**Data for review**
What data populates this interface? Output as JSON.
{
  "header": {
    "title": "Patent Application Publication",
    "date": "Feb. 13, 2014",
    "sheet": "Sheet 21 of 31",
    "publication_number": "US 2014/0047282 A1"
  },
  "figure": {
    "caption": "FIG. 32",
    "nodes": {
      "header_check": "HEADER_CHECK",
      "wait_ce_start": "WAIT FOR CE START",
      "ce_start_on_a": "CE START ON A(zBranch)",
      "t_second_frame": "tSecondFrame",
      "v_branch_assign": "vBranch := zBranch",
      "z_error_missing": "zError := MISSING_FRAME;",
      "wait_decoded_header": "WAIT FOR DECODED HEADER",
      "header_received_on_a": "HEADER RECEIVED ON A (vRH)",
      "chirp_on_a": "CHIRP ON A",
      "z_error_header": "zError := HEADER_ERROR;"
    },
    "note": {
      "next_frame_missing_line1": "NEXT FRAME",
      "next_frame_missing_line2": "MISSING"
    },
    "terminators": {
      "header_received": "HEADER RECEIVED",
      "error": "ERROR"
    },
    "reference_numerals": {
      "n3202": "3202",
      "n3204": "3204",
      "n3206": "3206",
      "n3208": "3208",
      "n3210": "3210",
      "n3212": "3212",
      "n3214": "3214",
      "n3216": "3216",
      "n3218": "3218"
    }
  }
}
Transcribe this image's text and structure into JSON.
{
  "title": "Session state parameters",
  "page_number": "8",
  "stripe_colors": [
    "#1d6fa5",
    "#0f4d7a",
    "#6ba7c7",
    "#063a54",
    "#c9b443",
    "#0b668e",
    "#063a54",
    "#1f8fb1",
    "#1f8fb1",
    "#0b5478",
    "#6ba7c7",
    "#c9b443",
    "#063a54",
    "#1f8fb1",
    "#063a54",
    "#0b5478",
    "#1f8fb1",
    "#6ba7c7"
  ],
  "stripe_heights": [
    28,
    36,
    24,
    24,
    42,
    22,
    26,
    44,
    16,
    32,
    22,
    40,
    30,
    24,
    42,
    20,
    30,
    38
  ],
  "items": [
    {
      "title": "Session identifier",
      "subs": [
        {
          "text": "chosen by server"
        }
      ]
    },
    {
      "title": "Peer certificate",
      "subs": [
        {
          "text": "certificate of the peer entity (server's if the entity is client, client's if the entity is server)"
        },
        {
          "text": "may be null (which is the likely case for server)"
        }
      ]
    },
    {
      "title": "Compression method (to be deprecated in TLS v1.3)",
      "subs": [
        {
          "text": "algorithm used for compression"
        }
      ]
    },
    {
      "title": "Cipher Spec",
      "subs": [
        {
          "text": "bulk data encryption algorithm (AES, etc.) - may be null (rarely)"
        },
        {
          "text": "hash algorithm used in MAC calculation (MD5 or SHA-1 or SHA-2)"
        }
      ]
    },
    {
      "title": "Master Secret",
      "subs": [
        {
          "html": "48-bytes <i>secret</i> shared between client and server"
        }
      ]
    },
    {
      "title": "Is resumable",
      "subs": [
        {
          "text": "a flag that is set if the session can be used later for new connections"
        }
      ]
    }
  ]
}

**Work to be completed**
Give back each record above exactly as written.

**Response to this exercise**
What data populates this interface? Output as JSON.
{
  "header": {
    "title": "Patent Application Publication",
    "date": "Feb. 13, 2014",
    "sheet": "Sheet 21 of 31",
    "publication_number": "US 2014/0047282 A1"
  },
  "figure": {
    "caption": "FIG. 32",
    "nodes": {
      "header_check": "HEADER_CHECK",
      "wait_ce_start": "WAIT FOR CE START",
      "ce_start_on_a": "CE START ON A(zBranch)",
      "t_second_frame": "tSecondFrame",
      "v_branch_assign": "vBranch := zBranch",
      "z_error_missing": "zError := MISSING_FRAME;",
      "wait_decoded_header": "WAIT FOR DECODED HEADER",
      "header_received_on_a": "HEADER RECEIVED ON A (vRH)",
      "chirp_on_a": "CHIRP ON A",
      "z_error_header": "zError := HEADER_ERROR;"
    },
    "note": {
      "next_frame_missing_line1": "NEXT FRAME",
      "next_frame_missing_line2": "MISSING"
    },
    "terminators": {
      "header_received": "HEADER RECEIVED",
      "error": "ERROR"
    },
    "reference_numerals": {
      "n3202": "3202",
      "n3204": "3204",
      "n3206": "3206",
      "n3208": "3208",
      "n3210": "3210",
      "n3212": "3212",
      "n3214": "3214",
      "n3216": "3216",
      "n3218": "3218"
    }
  }
}
Transcribe this image's text and structure into JSON.
{
  "title": "Session state parameters",
  "page_number": "8",
  "stripe_colors": [
    "#1d6fa5",
    "#0f4d7a",
    "#6ba7c7",
    "#063a54",
    "#c9b443",
    "#0b668e",
    "#063a54",
    "#1f8fb1",
    "#1f8fb1",
    "#0b5478",
    "#6ba7c7",
    "#c9b443",
    "#063a54",
    "#1f8fb1",
    "#063a54",
    "#0b5478",
    "#1f8fb1",
    "#6ba7c7"
  ],
  "stripe_heights": [
    28,
    36,
    24,
    24,
    42,
    22,
    26,
    44,
    16,
    32,
    22,
    40,
    30,
    24,
    42,
    20,
    30,
    38
  ],
  "items": [
    {
      "title": "Session identifier",
      "subs": [
        {
          "text": "chosen by server"
        }
      ]
    },
    {
      "title": "Peer certificate",
      "subs": [
        {
          "text": "certificate of the peer entity (server's if the entity is client, client's if the entity is server)"
        },
        {
          "text": "may be null (which is the likely case for server)"
        }
      ]
    },
    {
      "title": "Compression method (to be deprecated in TLS v1.3)",
      "subs": [
        {
          "text": "algorithm used for compression"
        }
      ]
    },
    {
      "title": "Cipher Spec",
      "subs": [
        {
          "text": "bulk data encryption algorithm (AES, etc.) - may be null (rarely)"
        },
        {
          "text": "hash algorithm used in MAC calculation (MD5 or SHA-1 or SHA-2)"
        }
      ]
    },
    {
      "title": "Master Secret",
      "subs": [
        {
          "html": "48-bytes <i>secret</i> shared between client and server"
        }
      ]
    },
    {
      "title": "Is resumable",
      "subs": [
        {
          "text": "a flag that is set if the session can be used later for new connections"
        }
      ]
    }
  ]
}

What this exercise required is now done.